=== Instructions for the task ===
Check each line of the listing for the word "区域热度" and report the ones that have it.

=== Task input ===
*** Begin section ***

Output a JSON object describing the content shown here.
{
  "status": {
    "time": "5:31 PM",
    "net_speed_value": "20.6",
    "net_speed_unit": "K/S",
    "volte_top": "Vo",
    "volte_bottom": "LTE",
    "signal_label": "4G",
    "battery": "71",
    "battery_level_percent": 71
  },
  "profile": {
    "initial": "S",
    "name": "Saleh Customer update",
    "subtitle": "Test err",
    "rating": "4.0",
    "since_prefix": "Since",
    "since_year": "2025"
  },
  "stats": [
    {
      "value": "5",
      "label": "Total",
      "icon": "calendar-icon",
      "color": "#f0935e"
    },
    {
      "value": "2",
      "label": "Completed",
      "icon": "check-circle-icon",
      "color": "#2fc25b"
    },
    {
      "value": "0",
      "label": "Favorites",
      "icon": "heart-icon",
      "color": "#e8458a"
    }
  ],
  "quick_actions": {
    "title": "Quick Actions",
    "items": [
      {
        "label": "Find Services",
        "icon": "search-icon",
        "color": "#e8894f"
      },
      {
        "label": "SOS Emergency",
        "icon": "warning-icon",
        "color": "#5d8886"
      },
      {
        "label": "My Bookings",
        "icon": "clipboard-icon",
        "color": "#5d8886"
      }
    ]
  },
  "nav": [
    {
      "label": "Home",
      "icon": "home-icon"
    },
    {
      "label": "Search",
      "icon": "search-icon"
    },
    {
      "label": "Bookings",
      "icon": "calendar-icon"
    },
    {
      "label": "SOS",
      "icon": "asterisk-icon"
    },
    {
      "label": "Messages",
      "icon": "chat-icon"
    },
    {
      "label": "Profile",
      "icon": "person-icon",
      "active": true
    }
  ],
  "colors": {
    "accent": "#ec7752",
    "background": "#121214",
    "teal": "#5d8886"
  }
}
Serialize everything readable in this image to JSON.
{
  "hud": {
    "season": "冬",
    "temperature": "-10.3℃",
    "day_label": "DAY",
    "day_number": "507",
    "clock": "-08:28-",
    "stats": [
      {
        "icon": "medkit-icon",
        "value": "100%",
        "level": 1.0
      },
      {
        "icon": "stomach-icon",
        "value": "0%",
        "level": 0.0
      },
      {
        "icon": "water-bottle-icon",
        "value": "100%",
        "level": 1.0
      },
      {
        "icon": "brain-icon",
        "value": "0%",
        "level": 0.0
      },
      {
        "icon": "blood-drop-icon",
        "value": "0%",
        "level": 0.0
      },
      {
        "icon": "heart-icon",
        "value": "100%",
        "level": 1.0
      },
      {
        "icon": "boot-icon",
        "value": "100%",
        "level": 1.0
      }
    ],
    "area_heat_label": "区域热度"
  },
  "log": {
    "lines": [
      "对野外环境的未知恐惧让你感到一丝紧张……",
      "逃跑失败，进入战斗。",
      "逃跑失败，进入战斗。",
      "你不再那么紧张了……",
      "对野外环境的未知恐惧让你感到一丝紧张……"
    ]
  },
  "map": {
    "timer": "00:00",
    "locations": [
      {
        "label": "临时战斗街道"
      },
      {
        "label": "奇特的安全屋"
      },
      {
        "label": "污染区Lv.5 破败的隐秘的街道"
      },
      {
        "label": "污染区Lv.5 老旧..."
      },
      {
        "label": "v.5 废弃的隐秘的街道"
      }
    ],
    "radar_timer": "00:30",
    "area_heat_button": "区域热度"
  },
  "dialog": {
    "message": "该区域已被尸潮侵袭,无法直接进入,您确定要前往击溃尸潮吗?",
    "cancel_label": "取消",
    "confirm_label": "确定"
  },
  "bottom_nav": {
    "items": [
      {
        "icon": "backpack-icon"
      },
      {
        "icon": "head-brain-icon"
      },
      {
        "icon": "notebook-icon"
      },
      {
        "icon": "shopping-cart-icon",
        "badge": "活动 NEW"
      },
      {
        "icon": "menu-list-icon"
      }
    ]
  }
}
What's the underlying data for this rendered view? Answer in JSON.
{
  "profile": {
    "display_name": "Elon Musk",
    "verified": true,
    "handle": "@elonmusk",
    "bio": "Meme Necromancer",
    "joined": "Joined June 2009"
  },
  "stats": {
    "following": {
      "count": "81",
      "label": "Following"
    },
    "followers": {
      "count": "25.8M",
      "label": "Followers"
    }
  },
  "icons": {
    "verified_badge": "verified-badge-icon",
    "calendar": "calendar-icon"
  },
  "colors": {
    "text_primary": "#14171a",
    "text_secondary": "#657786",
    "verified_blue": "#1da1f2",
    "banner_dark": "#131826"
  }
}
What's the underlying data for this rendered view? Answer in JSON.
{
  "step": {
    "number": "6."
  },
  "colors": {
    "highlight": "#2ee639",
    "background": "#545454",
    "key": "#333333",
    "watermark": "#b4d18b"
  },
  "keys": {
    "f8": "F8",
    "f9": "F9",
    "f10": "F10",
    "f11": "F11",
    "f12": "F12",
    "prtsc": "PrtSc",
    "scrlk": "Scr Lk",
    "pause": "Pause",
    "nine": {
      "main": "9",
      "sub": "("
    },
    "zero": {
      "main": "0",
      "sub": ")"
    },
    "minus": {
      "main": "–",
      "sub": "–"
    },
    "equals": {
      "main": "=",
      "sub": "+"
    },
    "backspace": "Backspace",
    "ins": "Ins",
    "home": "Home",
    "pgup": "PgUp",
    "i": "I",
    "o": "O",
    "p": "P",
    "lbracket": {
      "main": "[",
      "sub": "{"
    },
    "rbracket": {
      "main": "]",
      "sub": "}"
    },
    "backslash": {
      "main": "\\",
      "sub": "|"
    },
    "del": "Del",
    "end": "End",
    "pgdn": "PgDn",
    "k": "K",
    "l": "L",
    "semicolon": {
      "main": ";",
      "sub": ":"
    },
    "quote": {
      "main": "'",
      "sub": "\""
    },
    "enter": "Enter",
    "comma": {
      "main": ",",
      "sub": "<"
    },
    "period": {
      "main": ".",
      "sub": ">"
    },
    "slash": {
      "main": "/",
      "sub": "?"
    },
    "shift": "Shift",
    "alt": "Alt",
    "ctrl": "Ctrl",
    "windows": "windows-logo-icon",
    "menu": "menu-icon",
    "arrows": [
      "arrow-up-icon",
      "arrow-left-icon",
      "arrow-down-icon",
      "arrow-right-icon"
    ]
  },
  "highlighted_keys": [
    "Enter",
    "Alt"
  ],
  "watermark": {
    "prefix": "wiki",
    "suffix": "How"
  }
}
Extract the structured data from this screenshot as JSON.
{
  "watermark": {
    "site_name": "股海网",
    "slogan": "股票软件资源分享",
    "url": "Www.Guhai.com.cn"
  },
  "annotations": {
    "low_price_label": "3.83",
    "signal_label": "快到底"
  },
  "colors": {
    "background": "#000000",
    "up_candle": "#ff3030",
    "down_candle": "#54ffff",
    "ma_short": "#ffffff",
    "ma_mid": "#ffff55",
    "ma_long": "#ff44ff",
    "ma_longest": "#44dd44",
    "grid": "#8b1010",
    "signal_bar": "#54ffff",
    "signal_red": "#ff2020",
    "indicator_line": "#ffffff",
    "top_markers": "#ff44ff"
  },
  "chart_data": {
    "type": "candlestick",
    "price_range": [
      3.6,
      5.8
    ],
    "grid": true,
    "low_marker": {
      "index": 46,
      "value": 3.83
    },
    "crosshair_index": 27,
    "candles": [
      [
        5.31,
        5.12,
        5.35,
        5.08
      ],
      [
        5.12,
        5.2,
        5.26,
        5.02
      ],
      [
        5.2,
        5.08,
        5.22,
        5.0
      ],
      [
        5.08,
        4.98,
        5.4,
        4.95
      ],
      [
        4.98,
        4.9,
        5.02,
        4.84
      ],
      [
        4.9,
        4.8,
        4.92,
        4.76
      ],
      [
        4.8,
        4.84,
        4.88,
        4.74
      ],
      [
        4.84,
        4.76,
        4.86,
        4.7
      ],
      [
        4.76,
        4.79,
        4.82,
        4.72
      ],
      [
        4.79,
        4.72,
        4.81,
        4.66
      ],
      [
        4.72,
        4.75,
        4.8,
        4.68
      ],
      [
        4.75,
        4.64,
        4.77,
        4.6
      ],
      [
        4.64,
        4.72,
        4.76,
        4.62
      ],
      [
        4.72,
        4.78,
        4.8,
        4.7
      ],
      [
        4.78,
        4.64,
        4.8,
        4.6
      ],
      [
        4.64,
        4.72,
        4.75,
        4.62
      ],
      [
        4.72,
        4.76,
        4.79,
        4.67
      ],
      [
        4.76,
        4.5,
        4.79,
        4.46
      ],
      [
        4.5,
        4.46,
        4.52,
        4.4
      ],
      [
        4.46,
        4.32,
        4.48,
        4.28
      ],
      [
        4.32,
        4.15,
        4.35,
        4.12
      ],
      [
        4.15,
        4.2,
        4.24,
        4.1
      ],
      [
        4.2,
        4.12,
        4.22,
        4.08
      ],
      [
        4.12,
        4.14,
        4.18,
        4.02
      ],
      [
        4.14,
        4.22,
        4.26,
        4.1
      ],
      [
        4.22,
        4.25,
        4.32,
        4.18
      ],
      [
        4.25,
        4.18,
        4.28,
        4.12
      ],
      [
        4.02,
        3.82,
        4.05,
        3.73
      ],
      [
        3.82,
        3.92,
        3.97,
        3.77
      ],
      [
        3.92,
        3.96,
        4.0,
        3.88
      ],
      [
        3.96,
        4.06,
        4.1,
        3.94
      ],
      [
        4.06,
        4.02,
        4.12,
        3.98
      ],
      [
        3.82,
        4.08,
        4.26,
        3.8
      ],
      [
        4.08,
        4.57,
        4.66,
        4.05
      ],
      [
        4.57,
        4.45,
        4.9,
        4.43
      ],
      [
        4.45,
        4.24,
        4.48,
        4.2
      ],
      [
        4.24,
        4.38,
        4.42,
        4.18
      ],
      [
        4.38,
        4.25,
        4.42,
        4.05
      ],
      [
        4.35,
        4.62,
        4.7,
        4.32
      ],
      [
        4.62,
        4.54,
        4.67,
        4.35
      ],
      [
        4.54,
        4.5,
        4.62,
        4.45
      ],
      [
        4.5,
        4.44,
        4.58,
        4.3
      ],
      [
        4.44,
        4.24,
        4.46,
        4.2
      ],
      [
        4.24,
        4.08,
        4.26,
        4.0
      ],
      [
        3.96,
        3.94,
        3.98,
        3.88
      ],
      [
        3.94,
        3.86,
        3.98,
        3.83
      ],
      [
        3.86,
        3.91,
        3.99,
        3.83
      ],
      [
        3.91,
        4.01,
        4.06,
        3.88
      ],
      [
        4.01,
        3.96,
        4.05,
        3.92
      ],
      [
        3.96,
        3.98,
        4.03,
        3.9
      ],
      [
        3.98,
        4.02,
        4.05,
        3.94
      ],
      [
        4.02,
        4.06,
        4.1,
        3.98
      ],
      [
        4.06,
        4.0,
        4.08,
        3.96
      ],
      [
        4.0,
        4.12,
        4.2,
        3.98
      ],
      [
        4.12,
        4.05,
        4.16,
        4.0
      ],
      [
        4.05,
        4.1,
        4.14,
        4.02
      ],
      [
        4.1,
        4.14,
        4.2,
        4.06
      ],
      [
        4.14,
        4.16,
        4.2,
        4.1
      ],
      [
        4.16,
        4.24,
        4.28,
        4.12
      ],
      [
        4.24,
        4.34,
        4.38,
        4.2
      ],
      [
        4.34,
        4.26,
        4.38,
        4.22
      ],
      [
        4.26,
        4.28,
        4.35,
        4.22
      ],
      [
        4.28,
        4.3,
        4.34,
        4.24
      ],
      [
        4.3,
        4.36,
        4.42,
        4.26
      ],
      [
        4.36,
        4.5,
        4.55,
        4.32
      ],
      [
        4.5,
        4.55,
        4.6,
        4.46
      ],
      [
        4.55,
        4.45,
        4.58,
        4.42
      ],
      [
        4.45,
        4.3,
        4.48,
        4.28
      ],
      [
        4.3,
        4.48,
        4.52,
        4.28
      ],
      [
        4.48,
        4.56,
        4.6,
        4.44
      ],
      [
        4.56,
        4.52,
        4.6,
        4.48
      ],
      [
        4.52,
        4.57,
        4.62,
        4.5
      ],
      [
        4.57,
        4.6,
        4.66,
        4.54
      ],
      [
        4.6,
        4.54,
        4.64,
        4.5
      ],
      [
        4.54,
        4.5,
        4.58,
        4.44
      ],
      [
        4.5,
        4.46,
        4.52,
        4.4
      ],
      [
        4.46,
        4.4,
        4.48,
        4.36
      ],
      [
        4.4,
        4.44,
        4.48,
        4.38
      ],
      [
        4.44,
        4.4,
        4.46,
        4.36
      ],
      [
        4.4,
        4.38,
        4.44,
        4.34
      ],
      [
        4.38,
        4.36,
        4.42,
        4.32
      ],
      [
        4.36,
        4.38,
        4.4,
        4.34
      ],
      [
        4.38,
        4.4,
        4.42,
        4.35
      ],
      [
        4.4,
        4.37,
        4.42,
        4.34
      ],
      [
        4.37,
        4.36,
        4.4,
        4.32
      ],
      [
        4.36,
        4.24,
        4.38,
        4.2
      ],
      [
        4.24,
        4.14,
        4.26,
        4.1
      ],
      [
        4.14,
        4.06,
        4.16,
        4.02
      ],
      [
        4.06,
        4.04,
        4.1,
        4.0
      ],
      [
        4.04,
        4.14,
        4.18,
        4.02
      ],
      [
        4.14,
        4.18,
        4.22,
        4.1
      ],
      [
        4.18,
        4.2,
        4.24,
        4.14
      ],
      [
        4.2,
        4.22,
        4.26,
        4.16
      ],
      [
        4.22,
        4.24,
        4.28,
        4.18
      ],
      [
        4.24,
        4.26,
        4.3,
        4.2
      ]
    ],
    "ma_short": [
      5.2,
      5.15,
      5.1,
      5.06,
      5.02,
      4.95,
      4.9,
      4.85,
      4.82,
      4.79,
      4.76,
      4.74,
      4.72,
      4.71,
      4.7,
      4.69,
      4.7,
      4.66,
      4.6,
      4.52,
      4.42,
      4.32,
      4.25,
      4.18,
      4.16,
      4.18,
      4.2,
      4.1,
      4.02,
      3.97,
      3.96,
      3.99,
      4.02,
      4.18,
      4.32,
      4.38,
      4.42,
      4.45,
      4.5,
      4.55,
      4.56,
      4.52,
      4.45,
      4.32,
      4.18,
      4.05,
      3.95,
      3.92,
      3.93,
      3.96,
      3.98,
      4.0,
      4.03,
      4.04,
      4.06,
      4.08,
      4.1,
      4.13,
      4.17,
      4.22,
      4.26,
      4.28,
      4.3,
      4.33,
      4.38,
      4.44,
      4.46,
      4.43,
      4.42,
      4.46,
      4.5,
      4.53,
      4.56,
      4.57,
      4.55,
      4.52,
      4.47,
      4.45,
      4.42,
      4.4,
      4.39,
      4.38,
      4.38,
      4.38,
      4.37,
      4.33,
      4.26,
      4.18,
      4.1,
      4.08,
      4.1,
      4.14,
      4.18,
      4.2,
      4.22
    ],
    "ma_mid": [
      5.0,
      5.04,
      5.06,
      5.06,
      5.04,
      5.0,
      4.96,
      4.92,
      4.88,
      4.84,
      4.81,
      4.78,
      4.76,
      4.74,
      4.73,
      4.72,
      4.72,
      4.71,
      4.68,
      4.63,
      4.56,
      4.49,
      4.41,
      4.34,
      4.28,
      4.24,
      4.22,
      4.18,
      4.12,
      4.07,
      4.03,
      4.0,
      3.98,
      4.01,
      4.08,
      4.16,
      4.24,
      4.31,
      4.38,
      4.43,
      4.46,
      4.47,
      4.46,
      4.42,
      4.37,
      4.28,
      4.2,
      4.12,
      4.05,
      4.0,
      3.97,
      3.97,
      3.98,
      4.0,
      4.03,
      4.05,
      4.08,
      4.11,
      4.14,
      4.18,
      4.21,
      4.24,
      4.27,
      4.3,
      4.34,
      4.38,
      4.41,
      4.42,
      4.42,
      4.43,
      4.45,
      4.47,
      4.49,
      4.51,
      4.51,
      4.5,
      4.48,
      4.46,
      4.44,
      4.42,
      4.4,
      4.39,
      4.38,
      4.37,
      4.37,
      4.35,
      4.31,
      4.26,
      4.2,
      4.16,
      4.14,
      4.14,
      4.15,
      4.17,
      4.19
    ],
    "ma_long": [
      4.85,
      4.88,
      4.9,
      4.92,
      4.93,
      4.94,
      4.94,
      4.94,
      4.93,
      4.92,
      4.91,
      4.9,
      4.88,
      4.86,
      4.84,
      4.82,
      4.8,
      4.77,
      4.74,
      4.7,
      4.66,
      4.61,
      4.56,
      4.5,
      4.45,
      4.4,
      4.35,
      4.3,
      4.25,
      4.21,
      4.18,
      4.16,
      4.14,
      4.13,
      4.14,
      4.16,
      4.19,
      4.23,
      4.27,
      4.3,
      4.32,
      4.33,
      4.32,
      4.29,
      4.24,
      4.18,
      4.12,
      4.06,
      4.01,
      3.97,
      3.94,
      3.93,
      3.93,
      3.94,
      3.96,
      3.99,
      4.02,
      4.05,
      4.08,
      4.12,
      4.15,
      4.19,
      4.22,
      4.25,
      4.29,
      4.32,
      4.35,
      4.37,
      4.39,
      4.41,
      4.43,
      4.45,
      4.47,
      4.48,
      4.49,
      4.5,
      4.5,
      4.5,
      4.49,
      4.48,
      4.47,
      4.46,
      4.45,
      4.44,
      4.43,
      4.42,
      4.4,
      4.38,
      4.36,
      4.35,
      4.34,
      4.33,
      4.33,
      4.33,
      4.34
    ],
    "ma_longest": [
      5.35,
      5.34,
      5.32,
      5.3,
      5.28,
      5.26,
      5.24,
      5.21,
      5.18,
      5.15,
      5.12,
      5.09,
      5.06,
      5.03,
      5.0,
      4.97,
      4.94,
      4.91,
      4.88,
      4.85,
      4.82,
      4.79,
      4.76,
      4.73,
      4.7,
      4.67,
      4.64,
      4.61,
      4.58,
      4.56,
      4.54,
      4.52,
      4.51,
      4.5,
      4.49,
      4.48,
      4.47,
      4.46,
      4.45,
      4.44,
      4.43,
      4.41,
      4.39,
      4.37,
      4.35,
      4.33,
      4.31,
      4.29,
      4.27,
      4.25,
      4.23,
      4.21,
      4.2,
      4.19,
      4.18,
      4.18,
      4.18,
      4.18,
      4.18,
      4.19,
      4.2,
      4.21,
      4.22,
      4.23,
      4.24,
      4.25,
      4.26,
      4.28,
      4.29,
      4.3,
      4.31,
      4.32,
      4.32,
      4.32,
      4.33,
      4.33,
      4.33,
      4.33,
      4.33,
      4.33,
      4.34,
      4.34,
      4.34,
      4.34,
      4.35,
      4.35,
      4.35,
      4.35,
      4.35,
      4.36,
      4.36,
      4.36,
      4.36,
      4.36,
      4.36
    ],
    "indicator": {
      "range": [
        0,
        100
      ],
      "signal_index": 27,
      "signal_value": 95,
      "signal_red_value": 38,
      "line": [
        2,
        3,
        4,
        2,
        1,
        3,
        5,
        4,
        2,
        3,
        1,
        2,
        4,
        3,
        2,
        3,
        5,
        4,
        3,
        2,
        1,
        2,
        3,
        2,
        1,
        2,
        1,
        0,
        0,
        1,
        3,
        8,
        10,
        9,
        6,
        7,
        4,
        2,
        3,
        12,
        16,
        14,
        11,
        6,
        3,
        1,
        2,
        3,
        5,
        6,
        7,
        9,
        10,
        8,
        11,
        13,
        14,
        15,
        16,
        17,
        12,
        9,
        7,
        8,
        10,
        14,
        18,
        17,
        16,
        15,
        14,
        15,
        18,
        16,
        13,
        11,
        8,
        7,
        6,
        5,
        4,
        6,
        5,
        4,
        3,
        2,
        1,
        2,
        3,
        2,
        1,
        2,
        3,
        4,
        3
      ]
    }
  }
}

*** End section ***

=== Solution ===
    "area_heat_label": "区域热度"
    "area_heat_button": "区域热度"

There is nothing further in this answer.